Sunday, May 26, 2019

Spring, soreness, snow, and a Yellow Peril

As I set off on my morning run yesterday I thought, "Ahh, it's finally spring!"

For like the fifth time in the last month.

It was a glorious morning. The sun was warm and the air was close and filled with the scent of spring -- moist soil, growing plants, mowed grass and weeds, the first hint of decomposing compost.

Nona the Wonder Dog dashed about checking every everything that smelled interesting. She was so intent on following her nose that she kept casting her ball aside and forgetting it. As I'd launch into the sprint portion of my walk-a-block-sprint-a-block workout she'd scamper to catch up and I'd notice that she wasn't carrying her ball. At the end of the sprint we'd have to backtrack and find it. It was a bit irritating to the part of my soul that thinks making progress along a particular route is important. The morning was so beautiful that I couldn't stay irritated and I couldn't help but enjoy the backtracking as much as the progress.

It was my first good workout since tweaking my piriformis a while back and it felt really fine. This morning at 5 a.m. I'm paying for the layoff and new beginning as joints and muscles complain. There's simply a cost to be paid, and it's little enough in exchange for feeling good.

This morning as I log the daily weather observations I see that the air temperature fell only to 53 degrees overnight. Today's forecast predicts the arrival of another moisture-laden weather front, but this time it doesn't look like it'll be accompanied by frigid northern air. If that proves to be the case we'll have rain and thunderstorms rather than freezing drizzle and snow.

The last snowstorm, only six days in the past now, had and has all the usual idiots clucking like Chicken(shit) Little over global changing. Seems we've never had snow so late in the season. However, we had 6 inches of snow on May 23 in 2010, less than a decade ago.

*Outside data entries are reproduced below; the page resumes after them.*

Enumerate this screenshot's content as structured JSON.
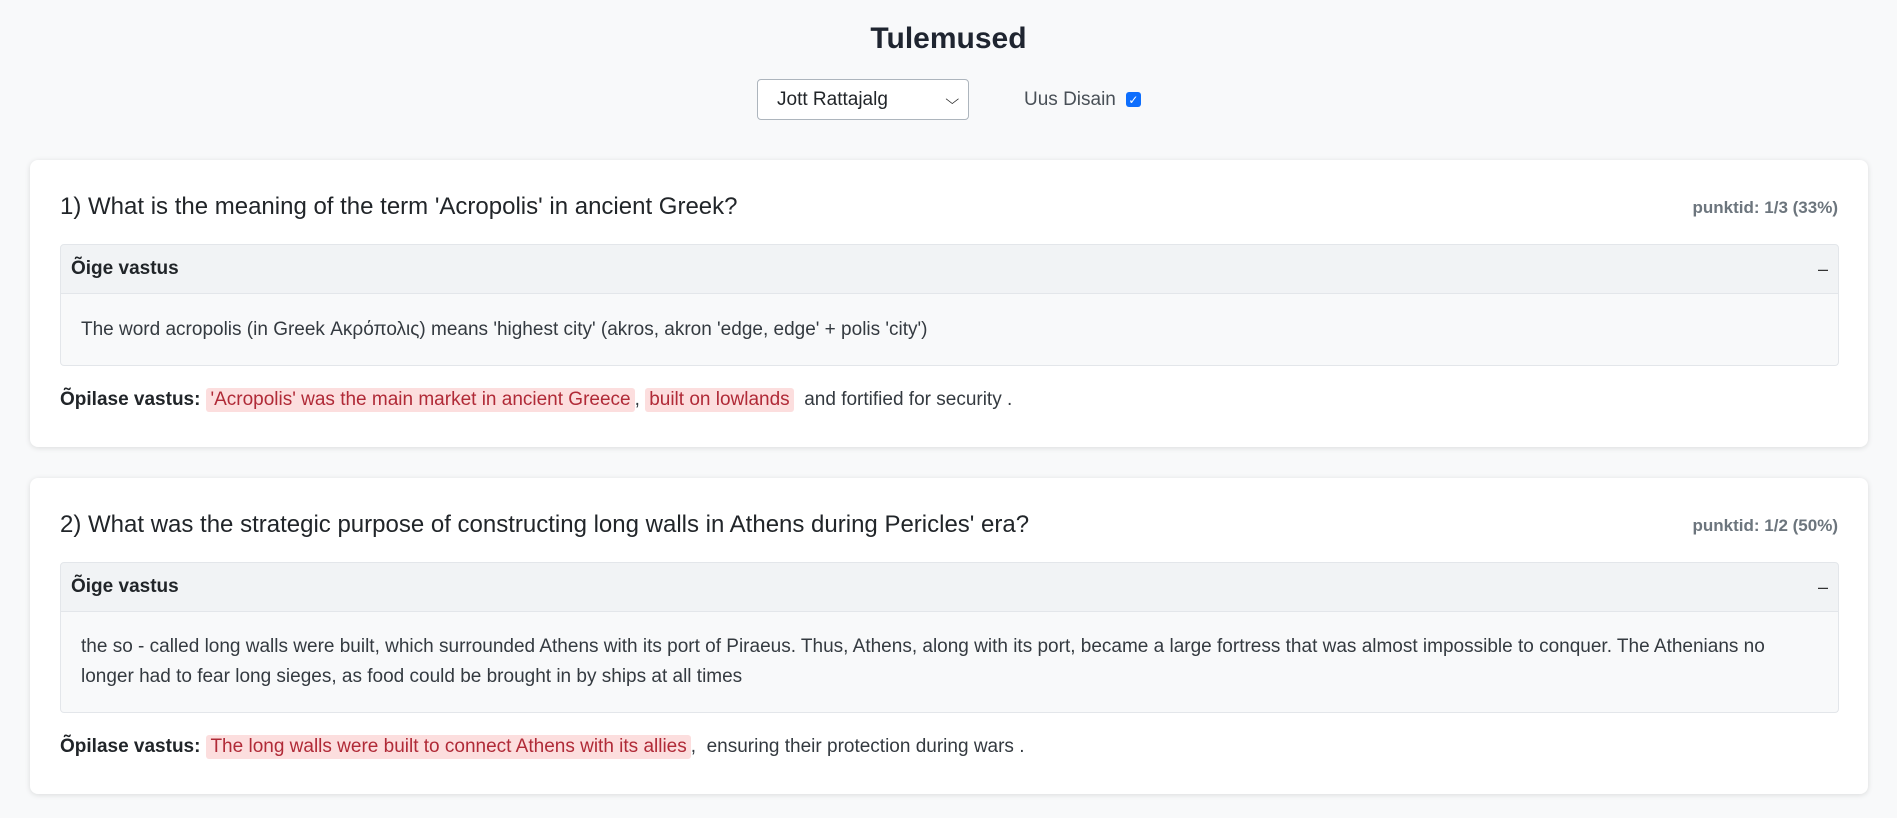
{
  "header": {
    "title": "Tulemused",
    "student_select": "Jott Rattajalg",
    "toggle_label": "Uus Disain",
    "toggle_checked": true
  },
  "colors": {
    "accent": "#0d6efd",
    "wrong_bg": "#fcdede",
    "wrong_text": "#b02a37"
  },
  "questions": [
    {
      "title": "1) What is the meaning of the term 'Acropolis' in ancient Greek?",
      "points": "punktid: 1/3 (33%)",
      "correct_label": "Õige vastus",
      "collapse_icon": "–",
      "correct_answer": "The word acropolis (in Greek Ακρόπολις) means 'highest city' (akros, akron 'edge, edge' + polis 'city')",
      "student_label": "Õpilase vastus:",
      "student_parts": [
        {
          "text": "'Acropolis' was the main market in ancient Greece",
          "wrong": true
        },
        {
          "text": ", ",
          "wrong": false
        },
        {
          "text": "built on lowlands",
          "wrong": true
        },
        {
          "text": "  and fortified for security .",
          "wrong": false
        }
      ]
    },
    {
      "title": "2) What was the strategic purpose of constructing long walls in Athens during Pericles' era?",
      "points": "punktid: 1/2 (50%)",
      "correct_label": "Õige vastus",
      "collapse_icon": "–",
      "correct_answer": "the so - called long walls were built, which surrounded Athens with its port of Piraeus. Thus, Athens, along with its port, became a large fortress that was almost impossible to conquer. The Athenians no longer had to fear long sieges, as food could be brought in by ships at all times",
      "student_label": "Õpilase vastus:",
      "student_parts": [
        {
          "text": "The long walls were built to connect Athens with its allies",
          "wrong": true
        },
        {
          "text": ",  ensuring their protection during wars .",
          "wrong": false
        }
      ]
    }
  ]
}
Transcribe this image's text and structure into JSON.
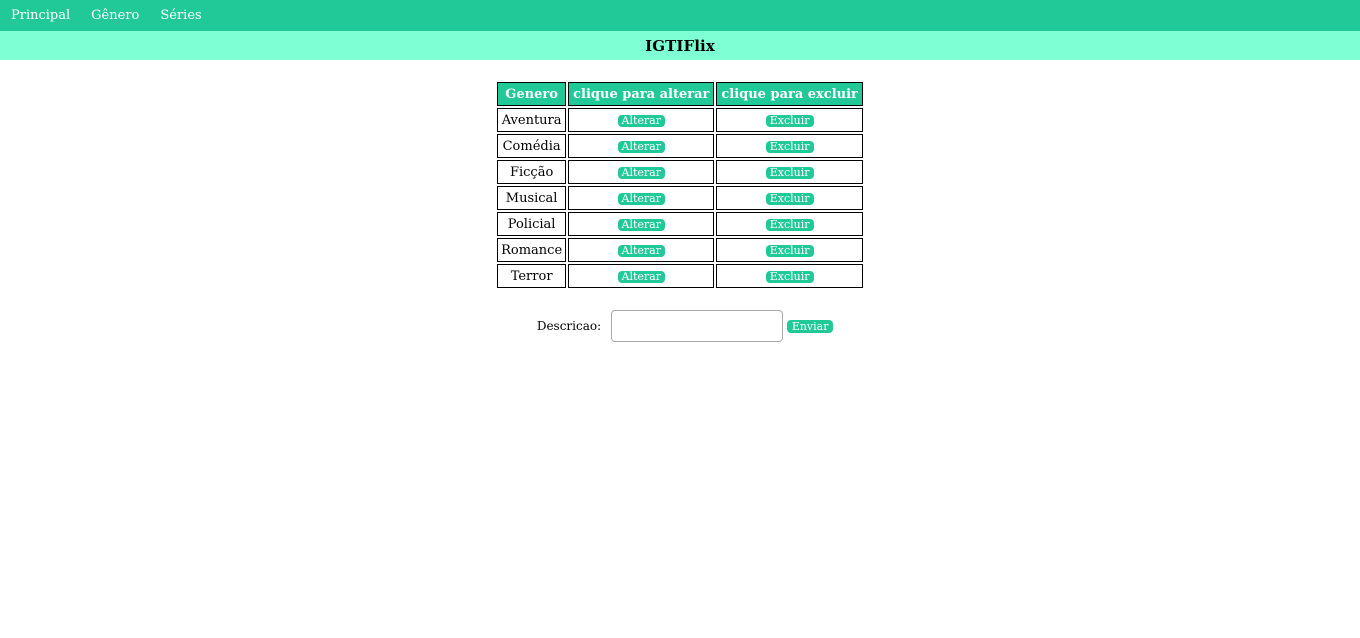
{
  "nav": {
    "items": [
      {
        "label": "Principal"
      },
      {
        "label": "Gênero"
      },
      {
        "label": "Séries"
      }
    ]
  },
  "header": {
    "title": "IGTIFlix"
  },
  "table": {
    "headers": [
      "Genero",
      "clique para alterar",
      "clique para excluir"
    ],
    "rows": [
      {
        "genero": "Aventura",
        "alterar": "Alterar",
        "excluir": "Excluir"
      },
      {
        "genero": "Comédia",
        "alterar": "Alterar",
        "excluir": "Excluir"
      },
      {
        "genero": "Ficção",
        "alterar": "Alterar",
        "excluir": "Excluir"
      },
      {
        "genero": "Musical",
        "alterar": "Alterar",
        "excluir": "Excluir"
      },
      {
        "genero": "Policial",
        "alterar": "Alterar",
        "excluir": "Excluir"
      },
      {
        "genero": "Romance",
        "alterar": "Alterar",
        "excluir": "Excluir"
      },
      {
        "genero": "Terror",
        "alterar": "Alterar",
        "excluir": "Excluir"
      }
    ]
  },
  "form": {
    "label": "Descricao:",
    "input_value": "",
    "submit_label": "Enviar"
  },
  "colors": {
    "nav_bg": "#20c997",
    "title_bg": "#7fffd4",
    "accent": "#20c997"
  }
}
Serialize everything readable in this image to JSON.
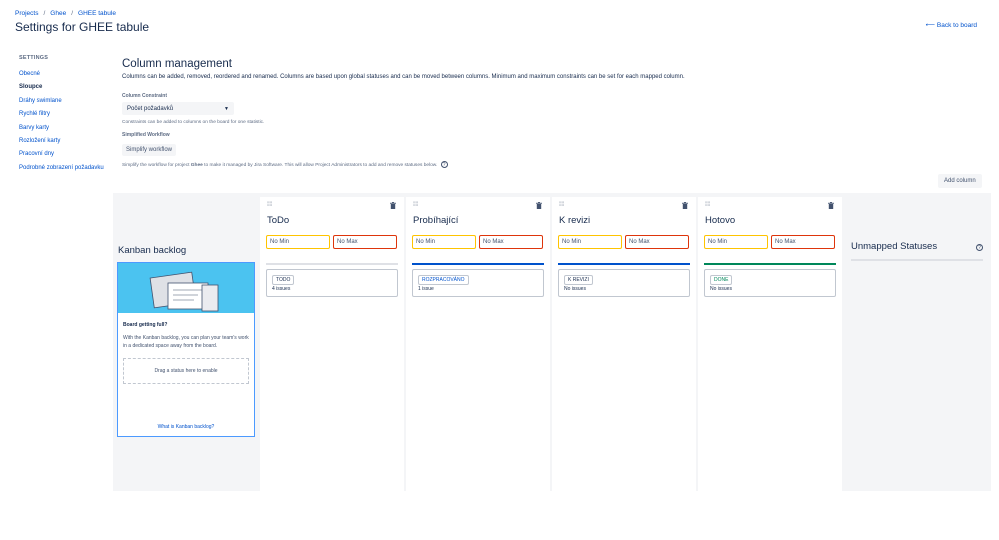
{
  "breadcrumb": [
    "Projects",
    "Ghee",
    "GHEE tabule"
  ],
  "page_title": "Settings for GHEE tabule",
  "back_link": "Back to board",
  "sidebar": {
    "heading": "SETTINGS",
    "items": [
      {
        "label": "Obecné"
      },
      {
        "label": "Sloupce"
      },
      {
        "label": "Dráhy swimlane"
      },
      {
        "label": "Rychlé filtry"
      },
      {
        "label": "Barvy karty"
      },
      {
        "label": "Rozložení karty"
      },
      {
        "label": "Pracovní dny"
      },
      {
        "label": "Podrobné zobrazení požadavku"
      }
    ]
  },
  "main": {
    "title": "Column management",
    "description": "Columns can be added, removed, reordered and renamed. Columns are based upon global statuses and can be moved between columns. Minimum and maximum constraints can be set for each mapped column.",
    "constraint_label": "Column Constraint",
    "constraint_value": "Počet požadavků",
    "constraint_hint": "Constraints can be added to columns on the board for one statistic.",
    "workflow_label": "Simplified Workflow",
    "workflow_button": "Simplify workflow",
    "workflow_hint_pre": "Simplify the workflow for project ",
    "workflow_hint_project": "Ghee",
    "workflow_hint_post": " to make it managed by Jira Software. This will allow Project Administrators to add and remove statuses below.",
    "help_glyph": "?",
    "add_column": "Add column"
  },
  "backlog": {
    "title": "Kanban backlog",
    "card_title": "Board getting full?",
    "card_text": "With the Kanban backlog, you can plan your team's work in a dedicated space away from the board.",
    "dropzone": "Drag a status here to enable",
    "link": "What is Kanban backlog?"
  },
  "columns": [
    {
      "name": "ToDo",
      "min": "No Min",
      "max": "No Max",
      "status": "TODO",
      "issues": "4 issues",
      "bar_color": "#dfe1e6"
    },
    {
      "name": "Probíhající",
      "min": "No Min",
      "max": "No Max",
      "status": "ROZPRACOVÁNO",
      "issues": "1 issue",
      "bar_color": "#0052cc"
    },
    {
      "name": "K revizi",
      "min": "No Min",
      "max": "No Max",
      "status": "K REVIZI",
      "issues": "No issues",
      "bar_color": "#0052cc"
    },
    {
      "name": "Hotovo",
      "min": "No Min",
      "max": "No Max",
      "status": "DONE",
      "issues": "No issues",
      "bar_color": "#00875a"
    }
  ],
  "unmapped": {
    "title": "Unmapped Statuses"
  },
  "colors": {
    "link": "#0052cc",
    "min_border": "#ffc400",
    "max_border": "#de350b"
  }
}
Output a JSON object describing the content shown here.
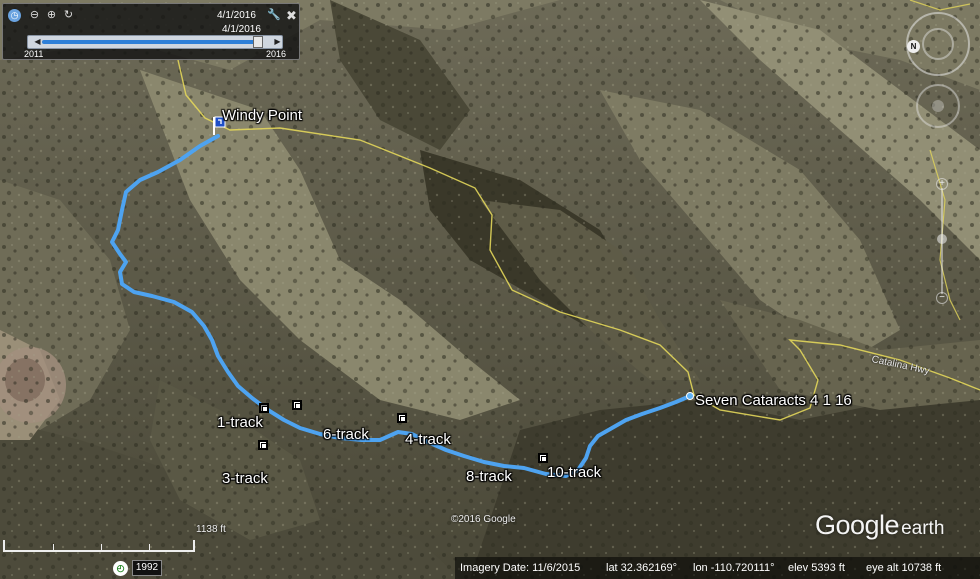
{
  "time_slider": {
    "current_date": "4/1/2016",
    "end_date_label": "4/1/2016",
    "start_year": "2011",
    "end_year": "2016",
    "position_fraction": 0.98
  },
  "icons": {
    "clock": "clock-icon",
    "zoom_out": "zoom-out-icon",
    "zoom_in": "zoom-in-icon",
    "loop": "loop-icon",
    "settings": "wrench-icon",
    "close": "close-icon",
    "compass_north": "N"
  },
  "places": {
    "windy_point": "Windy Point",
    "seven_cataracts": "Seven Cataracts 4 1 16",
    "road": "Catalina Hwy"
  },
  "waypoints": [
    {
      "label": "1-track"
    },
    {
      "label": "3-track"
    },
    {
      "label": "4-track"
    },
    {
      "label": "6-track"
    },
    {
      "label": "8-track"
    },
    {
      "label": "10-track"
    }
  ],
  "copyright": "©2016 Google",
  "scale": {
    "label": "1138 ft"
  },
  "logo": {
    "google": "Google",
    "earth": "earth"
  },
  "historical_imagery": {
    "year": "1992"
  },
  "status": {
    "imagery_date": "Imagery Date: 11/6/2015",
    "lat": "lat   32.362169°",
    "lon": "lon  -110.720111°",
    "elev": "elev   5393 ft",
    "eye_alt": "eye alt  10738 ft"
  },
  "colors": {
    "track": "#4ea3f0",
    "road": "#e2d65a",
    "terrain_dark": "#3b3a2b",
    "terrain_light": "#8c8a72"
  }
}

So far this month we've had 6 inches of snow, and that's 4.9 inches above average (OMG?). Not even close to the maximum in only the last 126 years, though. In 1898 15 inches of snow fell here in May.

Scale, context, perspective. Butt I digress.

Last evening as I was cruising past NAS Kimball (IBM/Kimball Municipal) I happened to espy a Yellow Peril. Of course I stopped. I dashed through the flight office, looking for the driver of the aircraft. No one was in sight. The FBO office was empty. Well, never mind, because outside on the ramp...

Before I could take that picture though a fellow in a leather flight jacket came out of the flight office behind me.

"Are you the Stearman?"


"Do you mind if I take some pictures?"

"Not at all, that's what it's for!"

Beautiful airplane.

This one was born in 1943.

You can read all about the Stearman here, and about forty-'leven-thousand-million other places.

I know not what others think, but when I see a Stearman...

Especially as beautiful as this one...

I can't help but think of the tens of thousands of Naval Aviators who learned how to slip the surly bonds in this aircraft.

May each of you enjoy the bountiful gifts that accompany living a life.


  1. Yay for the exercise, and the N2N wasn't called the 'Yellow Peril' for nothing... :-) But THAT is a beautiful example!

    1. More than a few budding aviators fell while flying the N2N, and they are among those we honor tomorrow. That fact was among my thoughts as well yesterday. Exercise is good, and pain is weakness leaving the body. Thanks for stopping by!

    2. i am thinking my Uncle Darrell, the Hellcat driver, learned to fly in one of those.

    3. Probably not, but perhaps even this very one. It's a touchstone.

  2. You were covering the ground "Scout Pace'. Walk fifty paces, run fifty paces.

    1. I can't count that high, especially with my running shoes on. So one block run, one block walk. Mostly I can't mess that up.

  3. Love going up in those things,
    sure hope he offered you for a ride,
    I would have been all over that...

    1. He was just stopping for fuel, as is often the case at NAS Kimball. Seeing and photographing was more than enough for me.

  4. Very nice photos of a beautiful bird.

    Thanks for the post.
    Paul L. Quandt